(Beginning of Exercise data)

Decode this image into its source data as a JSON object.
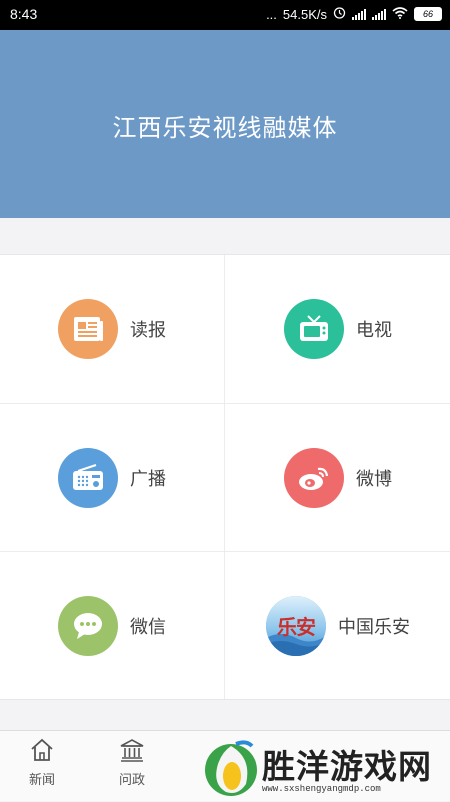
{
  "status_bar": {
    "time": "8:43",
    "dots": "...",
    "speed": "54.5K/s",
    "battery": "66"
  },
  "header": {
    "title": "江西乐安视线融媒体"
  },
  "grid": {
    "items": [
      {
        "label": "读报",
        "icon": "newspaper-icon",
        "color": "#f0a060"
      },
      {
        "label": "电视",
        "icon": "tv-icon",
        "color": "#2bbf9a"
      },
      {
        "label": "广播",
        "icon": "radio-icon",
        "color": "#5a9fdc"
      },
      {
        "label": "微博",
        "icon": "weibo-icon",
        "color": "#ef6a6a"
      },
      {
        "label": "微信",
        "icon": "wechat-icon",
        "color": "#9cc36a"
      },
      {
        "label": "中国乐安",
        "icon": "lean-logo",
        "logo_text": "乐安"
      }
    ]
  },
  "tabbar": {
    "tabs": [
      {
        "label": "新闻",
        "icon": "home-icon"
      },
      {
        "label": "问政",
        "icon": "government-building-icon"
      }
    ]
  },
  "watermark": {
    "text": "胜洋游戏网",
    "url": "www.sxshengyangmdp.com"
  }
}
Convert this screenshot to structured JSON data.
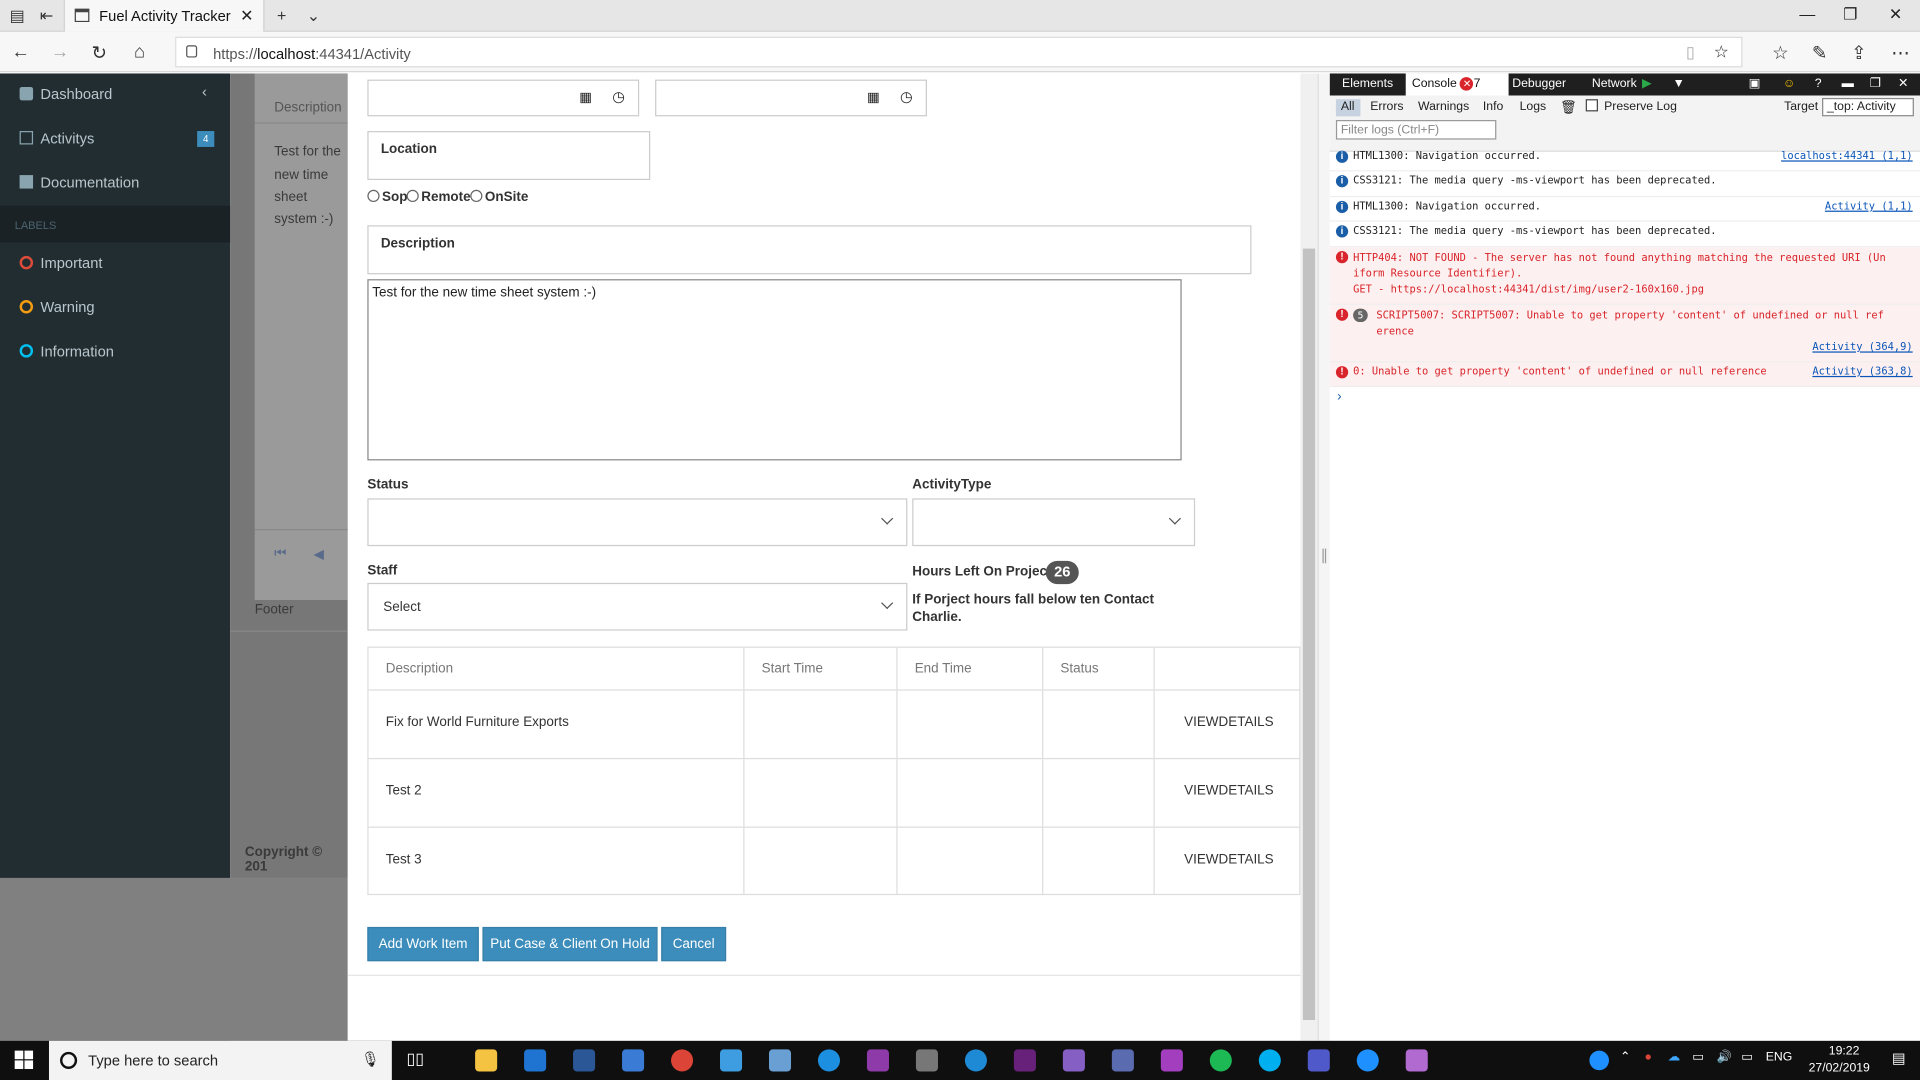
{
  "browser": {
    "tab_title": "Fuel Activity Tracker",
    "url_prefix": "https://",
    "url_host": "localhost",
    "url_rest": ":44341/Activity"
  },
  "sidebar": {
    "items": [
      {
        "label": "Dashboard"
      },
      {
        "label": "Activitys",
        "badge": "4"
      },
      {
        "label": "Documentation"
      }
    ],
    "labels_header": "LABELS",
    "labels": [
      {
        "label": "Important",
        "color": "#dd4b39"
      },
      {
        "label": "Warning",
        "color": "#f39c12"
      },
      {
        "label": "Information",
        "color": "#00c0ef"
      }
    ]
  },
  "background_page": {
    "description_header": "Description",
    "description_text": [
      "Test for the",
      "new time",
      "sheet",
      "system :-)"
    ],
    "footer": "Footer",
    "copyright": "Copyright © 201"
  },
  "form": {
    "location_label": "Location",
    "location_options": [
      "Sop",
      "Remote",
      "OnSite"
    ],
    "description_label": "Description",
    "description_value": "Test for the new time sheet system :-)",
    "status_label": "Status",
    "activity_type_label": "ActivityType",
    "staff_label": "Staff",
    "staff_value": "Select",
    "hours_left_label": "Hours Left On Project",
    "hours_left_value": "26",
    "hours_warning": "If Porject hours fall below ten Contact Charlie."
  },
  "work_items_table": {
    "columns": [
      "Description",
      "Start Time",
      "End Time",
      "Status",
      ""
    ],
    "rows": [
      {
        "description": "Fix for World Furniture Exports",
        "start": "",
        "end": "",
        "status": "",
        "action": "VIEWDETAILS"
      },
      {
        "description": "Test 2",
        "start": "",
        "end": "",
        "status": "",
        "action": "VIEWDETAILS"
      },
      {
        "description": "Test 3",
        "start": "",
        "end": "",
        "status": "",
        "action": "VIEWDETAILS"
      }
    ]
  },
  "buttons": {
    "add_work_item": "Add Work Item",
    "hold": "Put Case & Client On Hold",
    "cancel": "Cancel"
  },
  "devtools": {
    "tabs": [
      "Elements",
      "Console",
      "Debugger",
      "Network"
    ],
    "console_error_count": "7",
    "filters": [
      "All",
      "Errors",
      "Warnings",
      "Info",
      "Logs"
    ],
    "preserve_log": "Preserve Log",
    "filter_placeholder": "Filter logs (Ctrl+F)",
    "target_label": "Target",
    "target_value": "_top: Activity",
    "logs": [
      {
        "type": "info",
        "text": "HTML1300: Navigation occurred.",
        "source": "localhost:44341 (1,1)"
      },
      {
        "type": "info",
        "text": "CSS3121: The media query -ms-viewport has been deprecated.",
        "source": ""
      },
      {
        "type": "info",
        "text": "HTML1300: Navigation occurred.",
        "source": "Activity (1,1)"
      },
      {
        "type": "info",
        "text": "CSS3121: The media query -ms-viewport has been deprecated.",
        "source": ""
      },
      {
        "type": "error",
        "text": "HTTP404: NOT FOUND - The server has not found anything matching the requested URI (Un\niform Resource Identifier).\nGET - https://localhost:44341/dist/img/user2-160x160.jpg",
        "source": ""
      },
      {
        "type": "error",
        "count": "5",
        "text": "SCRIPT5007: SCRIPT5007: Unable to get property 'content' of undefined or null ref\nerence",
        "source": "Activity (364,9)"
      },
      {
        "type": "error",
        "text": "0: Unable to get property 'content' of undefined or null reference",
        "source": "Activity (363,8)"
      }
    ]
  },
  "taskbar": {
    "search_placeholder": "Type here to search",
    "language": "ENG",
    "time": "19:22",
    "date": "27/02/2019"
  }
}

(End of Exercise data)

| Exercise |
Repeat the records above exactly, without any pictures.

| Written reply |
Decode this image into its source data as a JSON object.
{
  "status_bar": {
    "time": "8:43",
    "dots": "...",
    "speed": "54.5K/s",
    "battery": "66"
  },
  "header": {
    "title": "江西乐安视线融媒体"
  },
  "grid": {
    "items": [
      {
        "label": "读报",
        "icon": "newspaper-icon",
        "color": "#f0a060"
      },
      {
        "label": "电视",
        "icon": "tv-icon",
        "color": "#2bbf9a"
      },
      {
        "label": "广播",
        "icon": "radio-icon",
        "color": "#5a9fdc"
      },
      {
        "label": "微博",
        "icon": "weibo-icon",
        "color": "#ef6a6a"
      },
      {
        "label": "微信",
        "icon": "wechat-icon",
        "color": "#9cc36a"
      },
      {
        "label": "中国乐安",
        "icon": "lean-logo",
        "logo_text": "乐安"
      }
    ]
  },
  "tabbar": {
    "tabs": [
      {
        "label": "新闻",
        "icon": "home-icon"
      },
      {
        "label": "问政",
        "icon": "government-building-icon"
      }
    ]
  },
  "watermark": {
    "text": "胜洋游戏网",
    "url": "www.sxshengyangmdp.com"
  }
}
Convert this screenshot to structured JSON data.
{
  "browser": {
    "tab_title": "Fuel Activity Tracker",
    "url_prefix": "https://",
    "url_host": "localhost",
    "url_rest": ":44341/Activity"
  },
  "sidebar": {
    "items": [
      {
        "label": "Dashboard"
      },
      {
        "label": "Activitys",
        "badge": "4"
      },
      {
        "label": "Documentation"
      }
    ],
    "labels_header": "LABELS",
    "labels": [
      {
        "label": "Important",
        "color": "#dd4b39"
      },
      {
        "label": "Warning",
        "color": "#f39c12"
      },
      {
        "label": "Information",
        "color": "#00c0ef"
      }
    ]
  },
  "background_page": {
    "description_header": "Description",
    "description_text": [
      "Test for the",
      "new time",
      "sheet",
      "system :-)"
    ],
    "footer": "Footer",
    "copyright": "Copyright © 201"
  },
  "form": {
    "location_label": "Location",
    "location_options": [
      "Sop",
      "Remote",
      "OnSite"
    ],
    "description_label": "Description",
    "description_value": "Test for the new time sheet system :-)",
    "status_label": "Status",
    "activity_type_label": "ActivityType",
    "staff_label": "Staff",
    "staff_value": "Select",
    "hours_left_label": "Hours Left On Project",
    "hours_left_value": "26",
    "hours_warning": "If Porject hours fall below ten Contact Charlie."
  },
  "work_items_table": {
    "columns": [
      "Description",
      "Start Time",
      "End Time",
      "Status",
      ""
    ],
    "rows": [
      {
        "description": "Fix for World Furniture Exports",
        "start": "",
        "end": "",
        "status": "",
        "action": "VIEWDETAILS"
      },
      {
        "description": "Test 2",
        "start": "",
        "end": "",
        "status": "",
        "action": "VIEWDETAILS"
      },
      {
        "description": "Test 3",
        "start": "",
        "end": "",
        "status": "",
        "action": "VIEWDETAILS"
      }
    ]
  },
  "buttons": {
    "add_work_item": "Add Work Item",
    "hold": "Put Case & Client On Hold",
    "cancel": "Cancel"
  },
  "devtools": {
    "tabs": [
      "Elements",
      "Console",
      "Debugger",
      "Network"
    ],
    "console_error_count": "7",
    "filters": [
      "All",
      "Errors",
      "Warnings",
      "Info",
      "Logs"
    ],
    "preserve_log": "Preserve Log",
    "filter_placeholder": "Filter logs (Ctrl+F)",
    "target_label": "Target",
    "target_value": "_top: Activity",
    "logs": [
      {
        "type": "info",
        "text": "HTML1300: Navigation occurred.",
        "source": "localhost:44341 (1,1)"
      },
      {
        "type": "info",
        "text": "CSS3121: The media query -ms-viewport has been deprecated.",
        "source": ""
      },
      {
        "type": "info",
        "text": "HTML1300: Navigation occurred.",
        "source": "Activity (1,1)"
      },
      {
        "type": "info",
        "text": "CSS3121: The media query -ms-viewport has been deprecated.",
        "source": ""
      },
      {
        "type": "error",
        "text": "HTTP404: NOT FOUND - The server has not found anything matching the requested URI (Un\niform Resource Identifier).\nGET - https://localhost:44341/dist/img/user2-160x160.jpg",
        "source": ""
      },
      {
        "type": "error",
        "count": "5",
        "text": "SCRIPT5007: SCRIPT5007: Unable to get property 'content' of undefined or null ref\nerence",
        "source": "Activity (364,9)"
      },
      {
        "type": "error",
        "text": "0: Unable to get property 'content' of undefined or null reference",
        "source": "Activity (363,8)"
      }
    ]
  },
  "taskbar": {
    "search_placeholder": "Type here to search",
    "language": "ENG",
    "time": "19:22",
    "date": "27/02/2019"
  }
}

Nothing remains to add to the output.